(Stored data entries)
- - - - - - -

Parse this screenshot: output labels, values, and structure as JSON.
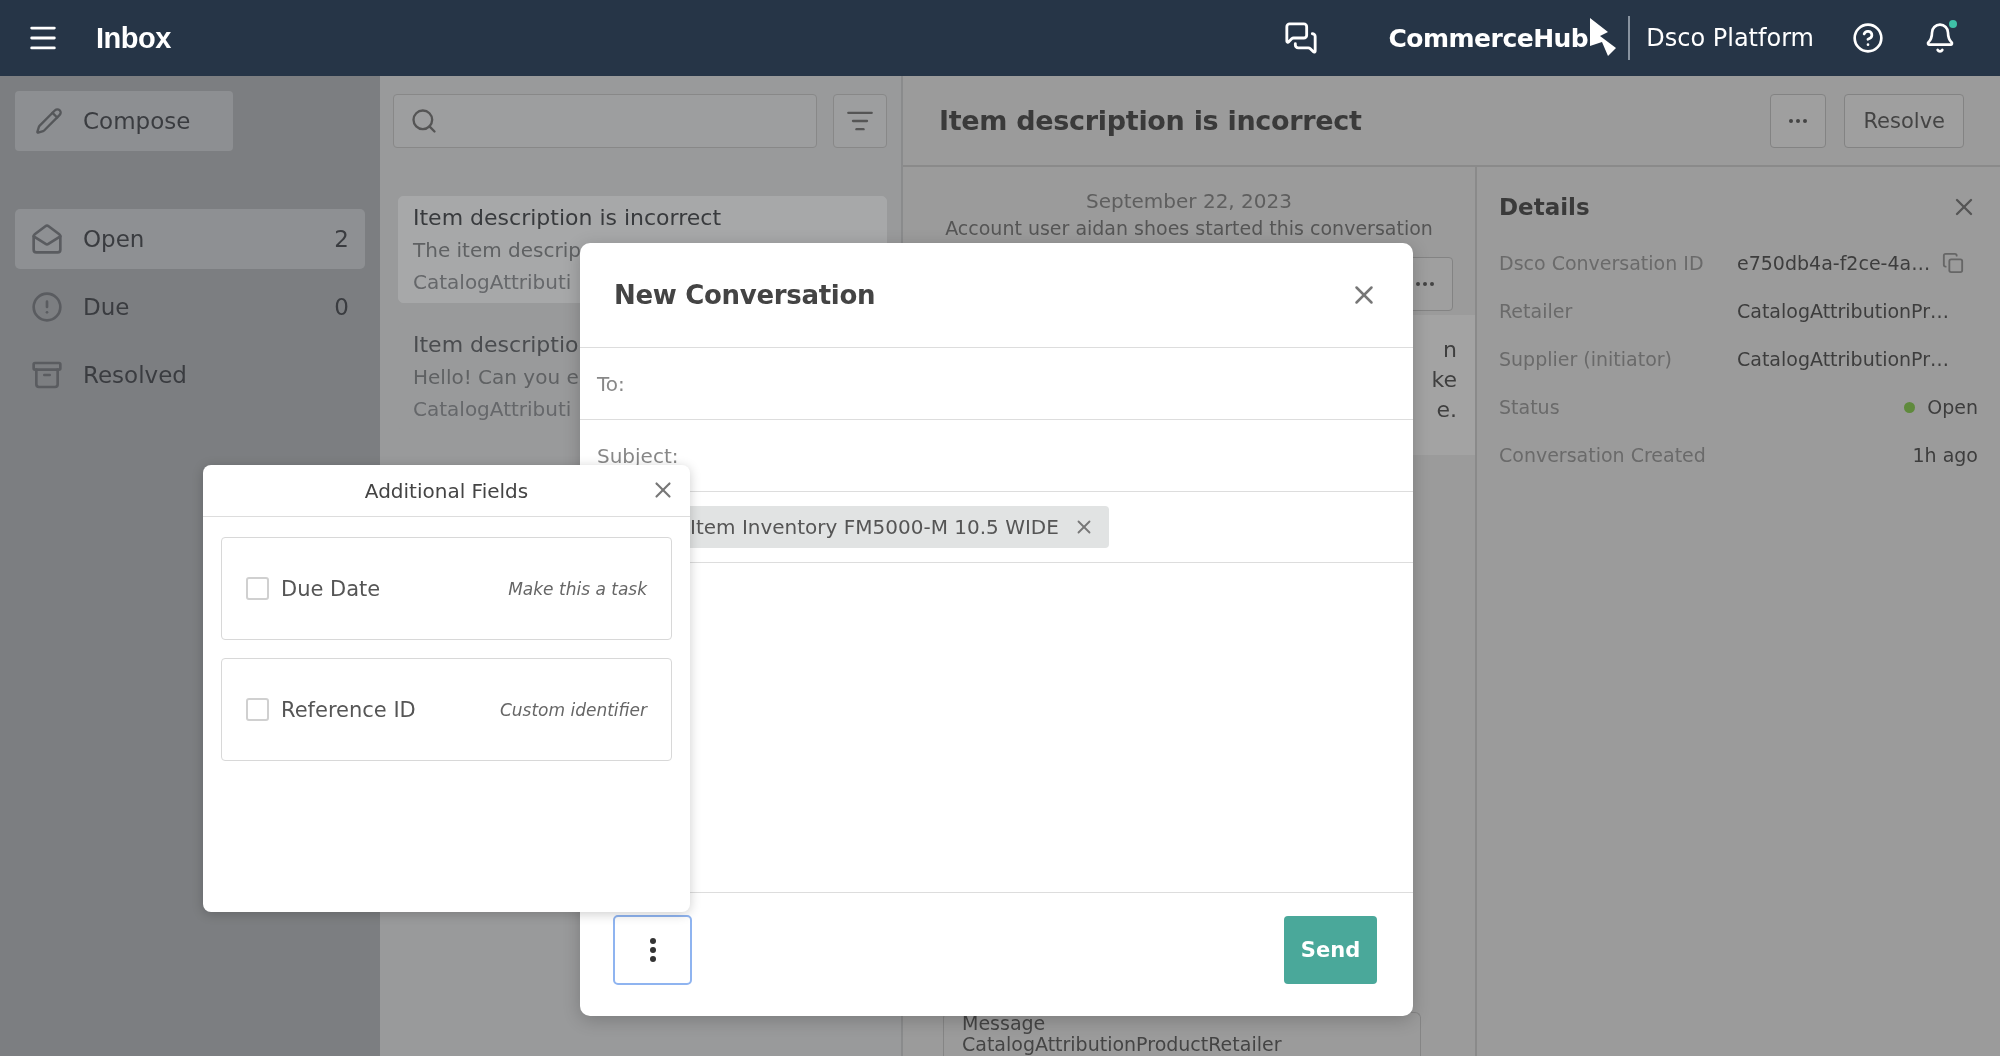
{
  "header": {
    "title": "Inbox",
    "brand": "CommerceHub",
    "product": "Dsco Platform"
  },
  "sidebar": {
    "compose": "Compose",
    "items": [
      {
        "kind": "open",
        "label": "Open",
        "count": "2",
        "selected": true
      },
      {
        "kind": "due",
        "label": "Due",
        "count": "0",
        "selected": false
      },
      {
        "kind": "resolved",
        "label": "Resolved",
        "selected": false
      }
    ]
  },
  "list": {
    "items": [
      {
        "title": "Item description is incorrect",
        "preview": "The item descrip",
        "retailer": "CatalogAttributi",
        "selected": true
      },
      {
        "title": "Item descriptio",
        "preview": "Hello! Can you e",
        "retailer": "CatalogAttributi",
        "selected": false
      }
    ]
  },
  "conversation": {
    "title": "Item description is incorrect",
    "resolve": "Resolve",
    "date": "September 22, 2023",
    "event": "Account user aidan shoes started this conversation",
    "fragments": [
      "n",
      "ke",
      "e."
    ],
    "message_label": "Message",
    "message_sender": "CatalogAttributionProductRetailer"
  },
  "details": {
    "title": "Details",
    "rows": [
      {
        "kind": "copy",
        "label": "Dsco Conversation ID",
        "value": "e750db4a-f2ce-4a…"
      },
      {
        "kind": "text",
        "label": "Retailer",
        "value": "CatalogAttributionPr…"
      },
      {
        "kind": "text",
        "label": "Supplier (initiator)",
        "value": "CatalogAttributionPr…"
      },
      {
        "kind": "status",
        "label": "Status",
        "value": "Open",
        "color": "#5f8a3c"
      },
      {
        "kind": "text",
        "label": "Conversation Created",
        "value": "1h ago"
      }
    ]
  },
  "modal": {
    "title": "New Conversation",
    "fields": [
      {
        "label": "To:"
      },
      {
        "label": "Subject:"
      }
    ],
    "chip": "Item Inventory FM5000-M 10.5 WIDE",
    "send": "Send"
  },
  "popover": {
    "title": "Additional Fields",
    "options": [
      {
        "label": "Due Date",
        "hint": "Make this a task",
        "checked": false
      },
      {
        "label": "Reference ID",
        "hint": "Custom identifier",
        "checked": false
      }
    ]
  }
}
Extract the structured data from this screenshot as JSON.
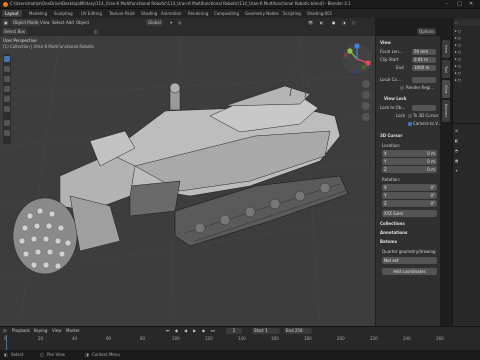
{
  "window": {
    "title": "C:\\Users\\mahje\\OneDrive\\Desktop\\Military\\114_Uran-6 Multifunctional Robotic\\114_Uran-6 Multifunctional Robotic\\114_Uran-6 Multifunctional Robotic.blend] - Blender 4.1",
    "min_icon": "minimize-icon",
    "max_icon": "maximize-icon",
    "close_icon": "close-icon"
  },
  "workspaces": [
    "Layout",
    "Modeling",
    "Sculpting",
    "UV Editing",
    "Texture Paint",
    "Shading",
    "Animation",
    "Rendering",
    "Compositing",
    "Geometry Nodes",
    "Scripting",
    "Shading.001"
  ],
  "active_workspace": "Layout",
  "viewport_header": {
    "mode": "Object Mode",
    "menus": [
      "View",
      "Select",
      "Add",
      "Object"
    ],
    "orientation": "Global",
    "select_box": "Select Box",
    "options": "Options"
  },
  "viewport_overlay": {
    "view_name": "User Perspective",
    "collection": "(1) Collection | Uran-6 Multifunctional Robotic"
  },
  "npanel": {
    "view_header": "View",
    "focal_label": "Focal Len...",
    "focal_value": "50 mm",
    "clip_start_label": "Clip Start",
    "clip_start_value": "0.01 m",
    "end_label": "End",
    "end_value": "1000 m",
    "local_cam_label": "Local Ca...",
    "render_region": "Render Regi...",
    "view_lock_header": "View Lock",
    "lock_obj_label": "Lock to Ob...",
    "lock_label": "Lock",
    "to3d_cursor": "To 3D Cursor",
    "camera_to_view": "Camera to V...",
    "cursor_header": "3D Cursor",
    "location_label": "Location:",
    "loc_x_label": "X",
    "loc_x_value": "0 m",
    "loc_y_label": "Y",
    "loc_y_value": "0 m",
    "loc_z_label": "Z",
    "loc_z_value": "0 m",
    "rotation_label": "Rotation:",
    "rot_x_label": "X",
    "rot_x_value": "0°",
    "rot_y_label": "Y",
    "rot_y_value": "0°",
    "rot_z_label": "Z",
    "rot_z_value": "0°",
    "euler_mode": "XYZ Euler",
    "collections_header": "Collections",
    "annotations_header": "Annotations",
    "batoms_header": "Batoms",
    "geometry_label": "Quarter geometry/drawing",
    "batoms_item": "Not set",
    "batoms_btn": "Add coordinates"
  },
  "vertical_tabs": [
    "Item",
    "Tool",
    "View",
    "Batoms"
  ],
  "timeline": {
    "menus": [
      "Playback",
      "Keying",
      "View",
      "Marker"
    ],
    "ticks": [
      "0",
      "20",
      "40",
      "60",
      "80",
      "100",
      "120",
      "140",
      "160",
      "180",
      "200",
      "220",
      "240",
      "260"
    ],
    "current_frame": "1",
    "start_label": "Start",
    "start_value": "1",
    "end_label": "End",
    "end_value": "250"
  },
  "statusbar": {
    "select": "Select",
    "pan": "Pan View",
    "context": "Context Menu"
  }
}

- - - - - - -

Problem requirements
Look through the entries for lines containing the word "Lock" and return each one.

Result of this exercise
    "view_lock_header": "View Lock",
    "lock_obj_label": "Lock to Ob...",
    "lock_label": "Lock",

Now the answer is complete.